Rock bands and the dreadful Andrew Lloyd Weber have done things like this, but with the concept album coming out first, then the staged version in one form or another. For reference see Tommy, Quadrophenia, Jesus Christ Superstar and The Wall as examples, if you must.
With its big beat, booty shaking numbers to Tudor queen girl-power ballads, Six’s all-woman band gets the sound of slick chart-toppers down pretty well. From the Now That’s What I Call Music collections through the Spotify algorithmic mixes of today it’s there in the Six sound.
The show runs about 80 minutes, which is about what a CD could hold. Not that most people listen to music on CDs anymore.
Well, maybe a lot of Celtic Woman fans do. So maybe Celtic Woman could be backed up by just other women and try to up the BPM on a few tunes. Or at least throw in some Cranberries or Sinead O’Connor along with the Orinoco Flow of Enya now used.
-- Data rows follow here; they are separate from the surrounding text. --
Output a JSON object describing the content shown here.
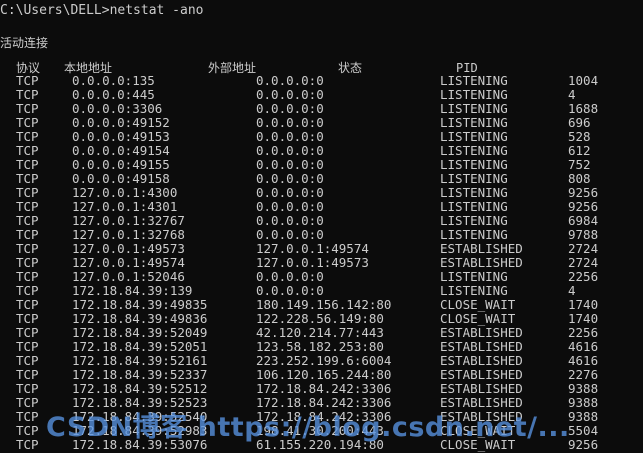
{
  "terminal": {
    "prompt_line": "C:\\Users\\DELL>netstat -ano",
    "section_title": "活动连接",
    "headers": {
      "proto": "协议",
      "local": "本地地址",
      "foreign": "外部地址",
      "state": "状态",
      "pid": "PID"
    },
    "rows": [
      {
        "proto": "TCP",
        "local": "0.0.0.0:135",
        "foreign": "0.0.0.0:0",
        "state": "LISTENING",
        "pid": "1004"
      },
      {
        "proto": "TCP",
        "local": "0.0.0.0:445",
        "foreign": "0.0.0.0:0",
        "state": "LISTENING",
        "pid": "4"
      },
      {
        "proto": "TCP",
        "local": "0.0.0.0:3306",
        "foreign": "0.0.0.0:0",
        "state": "LISTENING",
        "pid": "1688"
      },
      {
        "proto": "TCP",
        "local": "0.0.0.0:49152",
        "foreign": "0.0.0.0:0",
        "state": "LISTENING",
        "pid": "696"
      },
      {
        "proto": "TCP",
        "local": "0.0.0.0:49153",
        "foreign": "0.0.0.0:0",
        "state": "LISTENING",
        "pid": "528"
      },
      {
        "proto": "TCP",
        "local": "0.0.0.0:49154",
        "foreign": "0.0.0.0:0",
        "state": "LISTENING",
        "pid": "612"
      },
      {
        "proto": "TCP",
        "local": "0.0.0.0:49155",
        "foreign": "0.0.0.0:0",
        "state": "LISTENING",
        "pid": "752"
      },
      {
        "proto": "TCP",
        "local": "0.0.0.0:49158",
        "foreign": "0.0.0.0:0",
        "state": "LISTENING",
        "pid": "808"
      },
      {
        "proto": "TCP",
        "local": "127.0.0.1:4300",
        "foreign": "0.0.0.0:0",
        "state": "LISTENING",
        "pid": "9256"
      },
      {
        "proto": "TCP",
        "local": "127.0.0.1:4301",
        "foreign": "0.0.0.0:0",
        "state": "LISTENING",
        "pid": "9256"
      },
      {
        "proto": "TCP",
        "local": "127.0.0.1:32767",
        "foreign": "0.0.0.0:0",
        "state": "LISTENING",
        "pid": "6984"
      },
      {
        "proto": "TCP",
        "local": "127.0.0.1:32768",
        "foreign": "0.0.0.0:0",
        "state": "LISTENING",
        "pid": "9788"
      },
      {
        "proto": "TCP",
        "local": "127.0.0.1:49573",
        "foreign": "127.0.0.1:49574",
        "state": "ESTABLISHED",
        "pid": "2724"
      },
      {
        "proto": "TCP",
        "local": "127.0.0.1:49574",
        "foreign": "127.0.0.1:49573",
        "state": "ESTABLISHED",
        "pid": "2724"
      },
      {
        "proto": "TCP",
        "local": "127.0.0.1:52046",
        "foreign": "0.0.0.0:0",
        "state": "LISTENING",
        "pid": "2256"
      },
      {
        "proto": "TCP",
        "local": "172.18.84.39:139",
        "foreign": "0.0.0.0:0",
        "state": "LISTENING",
        "pid": "4"
      },
      {
        "proto": "TCP",
        "local": "172.18.84.39:49835",
        "foreign": "180.149.156.142:80",
        "state": "CLOSE_WAIT",
        "pid": "1740"
      },
      {
        "proto": "TCP",
        "local": "172.18.84.39:49836",
        "foreign": "122.228.56.149:80",
        "state": "CLOSE_WAIT",
        "pid": "1740"
      },
      {
        "proto": "TCP",
        "local": "172.18.84.39:52049",
        "foreign": "42.120.214.77:443",
        "state": "ESTABLISHED",
        "pid": "2256"
      },
      {
        "proto": "TCP",
        "local": "172.18.84.39:52051",
        "foreign": "123.58.182.253:80",
        "state": "ESTABLISHED",
        "pid": "4616"
      },
      {
        "proto": "TCP",
        "local": "172.18.84.39:52161",
        "foreign": "223.252.199.6:6004",
        "state": "ESTABLISHED",
        "pid": "4616"
      },
      {
        "proto": "TCP",
        "local": "172.18.84.39:52337",
        "foreign": "106.120.165.244:80",
        "state": "ESTABLISHED",
        "pid": "2276"
      },
      {
        "proto": "TCP",
        "local": "172.18.84.39:52512",
        "foreign": "172.18.84.242:3306",
        "state": "ESTABLISHED",
        "pid": "9388"
      },
      {
        "proto": "TCP",
        "local": "172.18.84.39:52523",
        "foreign": "172.18.84.242:3306",
        "state": "ESTABLISHED",
        "pid": "9388"
      },
      {
        "proto": "TCP",
        "local": "172.18.84.39:52540",
        "foreign": "172.18.84.242:3306",
        "state": "ESTABLISHED",
        "pid": "9388"
      },
      {
        "proto": "TCP",
        "local": "172.18.84.39:52983",
        "foreign": "198.41.30.200:443",
        "state": "CLOSE_WAIT",
        "pid": "5504"
      },
      {
        "proto": "TCP",
        "local": "172.18.84.39:53076",
        "foreign": "61.155.220.194:80",
        "state": "CLOSE_WAIT",
        "pid": "9256"
      }
    ]
  },
  "watermark": {
    "text": "CSDN博客 https://blog.csdn.net/..."
  },
  "colors": {
    "background": "#0c0c0c",
    "text": "#cccccc",
    "watermark": "#5894e2"
  }
}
Cripes, it’s been 32 years since O’Connor released her take on Prince’s Nothing Compares 2 U. Celtic Woman Chloe Agnew even sings a version of that tune on YouTube.
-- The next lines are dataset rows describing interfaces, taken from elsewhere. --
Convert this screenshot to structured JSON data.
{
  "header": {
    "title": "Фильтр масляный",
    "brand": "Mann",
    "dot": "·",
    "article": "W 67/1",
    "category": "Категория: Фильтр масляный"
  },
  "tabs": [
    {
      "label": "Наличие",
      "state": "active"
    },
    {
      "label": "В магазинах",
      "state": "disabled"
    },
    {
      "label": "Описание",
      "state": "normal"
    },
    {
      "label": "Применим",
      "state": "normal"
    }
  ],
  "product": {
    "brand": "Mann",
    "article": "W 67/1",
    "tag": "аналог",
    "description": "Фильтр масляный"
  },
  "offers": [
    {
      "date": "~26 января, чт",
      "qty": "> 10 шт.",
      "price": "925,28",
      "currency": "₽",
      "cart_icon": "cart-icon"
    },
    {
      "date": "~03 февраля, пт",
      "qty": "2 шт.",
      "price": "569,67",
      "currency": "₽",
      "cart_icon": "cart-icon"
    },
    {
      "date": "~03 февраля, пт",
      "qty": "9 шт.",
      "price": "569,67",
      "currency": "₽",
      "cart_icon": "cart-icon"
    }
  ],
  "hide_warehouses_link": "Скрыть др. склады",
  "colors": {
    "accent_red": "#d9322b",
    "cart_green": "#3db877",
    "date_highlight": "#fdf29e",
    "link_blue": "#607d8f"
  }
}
From what I’ve read, Six does provide a lot of historically accurate details in its ditties, much like Schoolhouse Rock did for a past generation of TV-watching kids. Henry VIII doesn’t appear. Not even to sing, Oops! I Did It Again.
Six also has a clever Playbill which offers more details about the six wives. It’s all about the marketing, which Celtic Woman certainly knows.
Following the success of Six as example, maybe Celtic Woman could find an historical topic of its own. Brigid, Celtic goddess and/or patron saint of Ireland, comes to mind.
I think this is doable.
At Six I noticed a good many women were there with their moms or female friends. There even were coach buses waiting for a group after Six. Both were like you would see at a Celtic Woman concert.
Finally, like Ace of Base, I saw the sign that I am onto something: At the curtain call for Six, some women who came on stage to give the cast flowers wore full-length gown. Just like the women of Celtic Woman do.
The circle is complete.
I can’t wait to collect my first royalty check!
Once again Mike, enjoyed your review of the theatre with that dusting of nostalgic tie-ins.